With "Step" as the search word, show every line of the material that has it.
+ + +
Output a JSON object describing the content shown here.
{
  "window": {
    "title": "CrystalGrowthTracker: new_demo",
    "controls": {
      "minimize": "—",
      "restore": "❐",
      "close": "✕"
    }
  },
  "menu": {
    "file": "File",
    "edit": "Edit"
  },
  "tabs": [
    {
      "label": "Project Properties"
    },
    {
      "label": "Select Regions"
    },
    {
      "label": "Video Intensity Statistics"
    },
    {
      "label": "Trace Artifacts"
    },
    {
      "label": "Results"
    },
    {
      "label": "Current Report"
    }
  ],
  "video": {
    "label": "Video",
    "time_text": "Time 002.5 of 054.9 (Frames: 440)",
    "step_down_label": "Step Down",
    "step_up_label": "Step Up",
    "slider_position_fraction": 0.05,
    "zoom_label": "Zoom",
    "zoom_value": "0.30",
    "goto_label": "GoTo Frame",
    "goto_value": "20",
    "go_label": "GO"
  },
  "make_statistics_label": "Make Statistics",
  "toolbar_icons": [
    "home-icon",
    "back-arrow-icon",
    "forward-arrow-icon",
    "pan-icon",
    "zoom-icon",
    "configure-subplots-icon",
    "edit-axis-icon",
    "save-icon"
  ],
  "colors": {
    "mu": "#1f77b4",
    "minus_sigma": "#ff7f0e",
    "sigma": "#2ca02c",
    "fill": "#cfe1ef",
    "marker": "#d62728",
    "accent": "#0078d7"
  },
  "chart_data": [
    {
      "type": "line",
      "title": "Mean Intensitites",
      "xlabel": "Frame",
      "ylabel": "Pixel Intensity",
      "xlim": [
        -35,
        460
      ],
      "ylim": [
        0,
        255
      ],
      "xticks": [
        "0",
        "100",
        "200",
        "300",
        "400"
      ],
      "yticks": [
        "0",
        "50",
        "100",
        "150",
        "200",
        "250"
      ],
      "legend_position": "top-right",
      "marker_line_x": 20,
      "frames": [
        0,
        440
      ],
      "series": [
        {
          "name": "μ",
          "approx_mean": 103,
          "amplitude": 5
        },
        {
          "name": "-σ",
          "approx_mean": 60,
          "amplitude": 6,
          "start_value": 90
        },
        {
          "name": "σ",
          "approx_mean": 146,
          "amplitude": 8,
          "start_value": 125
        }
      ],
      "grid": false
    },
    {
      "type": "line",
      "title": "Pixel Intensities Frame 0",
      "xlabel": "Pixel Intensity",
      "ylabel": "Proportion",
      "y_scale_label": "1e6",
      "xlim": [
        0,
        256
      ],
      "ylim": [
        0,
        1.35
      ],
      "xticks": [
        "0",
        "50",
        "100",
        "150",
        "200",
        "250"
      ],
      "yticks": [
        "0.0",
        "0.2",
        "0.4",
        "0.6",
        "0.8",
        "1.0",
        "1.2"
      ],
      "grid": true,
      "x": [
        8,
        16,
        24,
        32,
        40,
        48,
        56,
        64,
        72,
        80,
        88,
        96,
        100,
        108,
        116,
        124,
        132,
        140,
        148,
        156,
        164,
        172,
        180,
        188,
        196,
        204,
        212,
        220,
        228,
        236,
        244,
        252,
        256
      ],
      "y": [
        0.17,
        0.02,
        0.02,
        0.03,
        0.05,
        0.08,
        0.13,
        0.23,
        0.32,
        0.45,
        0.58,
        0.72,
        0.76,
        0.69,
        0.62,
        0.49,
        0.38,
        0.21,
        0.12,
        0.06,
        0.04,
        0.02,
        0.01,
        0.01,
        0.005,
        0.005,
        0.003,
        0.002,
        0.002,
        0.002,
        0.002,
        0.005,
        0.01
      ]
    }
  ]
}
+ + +
■ **ANSWER TO THIS PROBLEM**:
    "step_down_label": "Step Down",
    "step_up_label": "Step Up",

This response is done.